Do we need to put more energy into other alternatives, such as regulating a drug like alcohol or rehabilitation for non-violent drug users?
Alex Pugh, a Chemeketa student, said, “I joined because I wanted to get more involved with school activities during the day. I’ve mainly been taking night and weekend classes, so I don’t see a lot of my fellow classmates around campus. I wanted to have a bigger relationship with Chemeketa as a whole.
“When I heard about the SSDP, it felt like the best way to connect to Chemeketa and the student body for me. It combines something I’m already passionate about and something I want to be more involved with.”
Ian Baber, a Salem resident, said that he joined because he believed that, “The war on drugs has failed, and our enforcement policies are doing more harm than good. And I also specifically support reasonable marijuana regulation.”
According to the bylaws of the club, “The first objective of the organization shall be to provide the Chemeketa Community College campus community and the Salem public with informative and educational information about current drug policy reform in the United States.
“The second objective of the organization shall be to work for a world in which drug policies are not motivated by political gain, by special interest, or by anything other than the ideals set forth in the Bill of Rights and the United States Constitution and to foster debate in favor of viable alternatives to existing drug policies, such as needle exchange programs, methadone treatment for heroin addicts, decriminalization, 911 Good Samaritan laws, and other harm-reduction measures.”

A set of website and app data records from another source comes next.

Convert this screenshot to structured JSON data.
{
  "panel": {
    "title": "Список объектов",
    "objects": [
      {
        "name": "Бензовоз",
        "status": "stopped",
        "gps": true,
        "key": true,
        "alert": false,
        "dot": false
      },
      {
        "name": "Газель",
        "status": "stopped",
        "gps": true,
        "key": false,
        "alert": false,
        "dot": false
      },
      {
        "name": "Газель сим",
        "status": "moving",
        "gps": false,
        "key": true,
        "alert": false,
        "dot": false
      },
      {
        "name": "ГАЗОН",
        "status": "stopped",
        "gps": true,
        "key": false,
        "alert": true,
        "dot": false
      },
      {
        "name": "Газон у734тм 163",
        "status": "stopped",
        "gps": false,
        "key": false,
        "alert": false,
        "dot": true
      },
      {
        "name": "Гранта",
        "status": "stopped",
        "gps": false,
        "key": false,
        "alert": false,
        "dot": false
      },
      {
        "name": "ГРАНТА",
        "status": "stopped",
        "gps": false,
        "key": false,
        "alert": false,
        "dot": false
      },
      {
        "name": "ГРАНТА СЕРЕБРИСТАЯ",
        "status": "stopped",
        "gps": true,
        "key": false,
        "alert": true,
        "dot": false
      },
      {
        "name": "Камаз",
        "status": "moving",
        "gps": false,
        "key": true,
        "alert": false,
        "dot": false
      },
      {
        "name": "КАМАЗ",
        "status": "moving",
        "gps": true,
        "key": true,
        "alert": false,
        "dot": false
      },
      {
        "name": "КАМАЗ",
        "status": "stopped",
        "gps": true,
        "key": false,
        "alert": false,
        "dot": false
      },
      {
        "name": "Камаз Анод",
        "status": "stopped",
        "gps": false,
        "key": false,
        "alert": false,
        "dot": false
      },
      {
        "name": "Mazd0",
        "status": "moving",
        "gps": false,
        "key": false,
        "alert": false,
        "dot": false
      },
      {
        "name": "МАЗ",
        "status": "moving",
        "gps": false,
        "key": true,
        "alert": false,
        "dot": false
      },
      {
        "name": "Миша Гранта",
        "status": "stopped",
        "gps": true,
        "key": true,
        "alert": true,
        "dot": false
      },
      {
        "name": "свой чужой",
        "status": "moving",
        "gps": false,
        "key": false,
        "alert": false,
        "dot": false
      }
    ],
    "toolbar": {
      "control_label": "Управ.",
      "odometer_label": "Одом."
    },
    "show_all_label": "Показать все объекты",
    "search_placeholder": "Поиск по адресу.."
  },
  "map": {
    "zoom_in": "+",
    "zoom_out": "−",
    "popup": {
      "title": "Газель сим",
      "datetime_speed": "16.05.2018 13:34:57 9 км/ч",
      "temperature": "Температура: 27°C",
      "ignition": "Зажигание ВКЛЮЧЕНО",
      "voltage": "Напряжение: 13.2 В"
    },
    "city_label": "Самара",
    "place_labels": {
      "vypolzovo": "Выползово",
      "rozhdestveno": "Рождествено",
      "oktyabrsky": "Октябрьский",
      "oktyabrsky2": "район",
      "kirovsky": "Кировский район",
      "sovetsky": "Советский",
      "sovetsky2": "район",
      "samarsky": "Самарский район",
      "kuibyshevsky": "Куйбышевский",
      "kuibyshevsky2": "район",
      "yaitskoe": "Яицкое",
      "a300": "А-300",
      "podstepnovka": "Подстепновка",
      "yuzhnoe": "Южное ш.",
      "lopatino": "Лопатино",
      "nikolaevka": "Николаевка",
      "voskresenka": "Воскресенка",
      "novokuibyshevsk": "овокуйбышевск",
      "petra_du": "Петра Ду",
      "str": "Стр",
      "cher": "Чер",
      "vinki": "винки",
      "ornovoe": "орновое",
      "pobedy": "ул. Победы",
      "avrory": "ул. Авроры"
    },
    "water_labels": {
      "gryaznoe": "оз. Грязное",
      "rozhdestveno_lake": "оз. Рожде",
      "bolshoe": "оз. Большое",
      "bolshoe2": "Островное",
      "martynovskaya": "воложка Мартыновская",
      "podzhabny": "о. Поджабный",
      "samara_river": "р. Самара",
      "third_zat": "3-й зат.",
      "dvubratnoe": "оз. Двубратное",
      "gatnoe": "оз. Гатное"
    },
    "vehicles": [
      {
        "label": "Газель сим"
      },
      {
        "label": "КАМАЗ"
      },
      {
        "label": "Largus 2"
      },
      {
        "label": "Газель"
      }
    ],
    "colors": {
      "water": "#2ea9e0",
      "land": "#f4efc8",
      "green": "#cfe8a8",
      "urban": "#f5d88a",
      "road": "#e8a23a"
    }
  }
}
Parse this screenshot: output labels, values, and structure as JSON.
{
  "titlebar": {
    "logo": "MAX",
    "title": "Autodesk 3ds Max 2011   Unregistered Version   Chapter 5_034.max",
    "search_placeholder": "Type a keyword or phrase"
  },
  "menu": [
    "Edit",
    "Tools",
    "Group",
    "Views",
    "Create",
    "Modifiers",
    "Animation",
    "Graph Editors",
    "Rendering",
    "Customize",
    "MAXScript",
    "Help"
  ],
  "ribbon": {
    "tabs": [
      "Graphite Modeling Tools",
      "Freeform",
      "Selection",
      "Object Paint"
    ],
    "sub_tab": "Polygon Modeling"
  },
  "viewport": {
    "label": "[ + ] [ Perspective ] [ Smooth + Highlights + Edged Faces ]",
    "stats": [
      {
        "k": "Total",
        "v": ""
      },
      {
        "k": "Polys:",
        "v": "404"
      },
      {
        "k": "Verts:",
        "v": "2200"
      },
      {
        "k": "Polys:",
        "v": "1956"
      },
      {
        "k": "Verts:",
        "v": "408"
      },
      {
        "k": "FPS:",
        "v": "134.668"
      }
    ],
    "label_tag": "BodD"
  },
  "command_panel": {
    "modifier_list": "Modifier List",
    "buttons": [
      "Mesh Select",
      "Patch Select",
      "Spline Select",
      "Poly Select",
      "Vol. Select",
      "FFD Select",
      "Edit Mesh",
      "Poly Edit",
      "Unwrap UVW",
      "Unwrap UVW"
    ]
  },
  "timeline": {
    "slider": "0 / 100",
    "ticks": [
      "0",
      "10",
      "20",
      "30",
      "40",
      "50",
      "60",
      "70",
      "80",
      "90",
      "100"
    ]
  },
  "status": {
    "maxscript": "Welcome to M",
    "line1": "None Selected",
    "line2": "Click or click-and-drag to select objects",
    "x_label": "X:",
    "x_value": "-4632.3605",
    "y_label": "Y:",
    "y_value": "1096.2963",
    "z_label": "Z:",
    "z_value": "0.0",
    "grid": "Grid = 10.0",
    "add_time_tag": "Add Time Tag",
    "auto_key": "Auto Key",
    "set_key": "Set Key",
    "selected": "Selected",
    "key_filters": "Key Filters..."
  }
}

If you would like more information about the Chemeketa chapter of Students for a Sensible Drug Policy, email email@example.com. Or you can add the group on Facebook at ChemeketaDrugReform.org.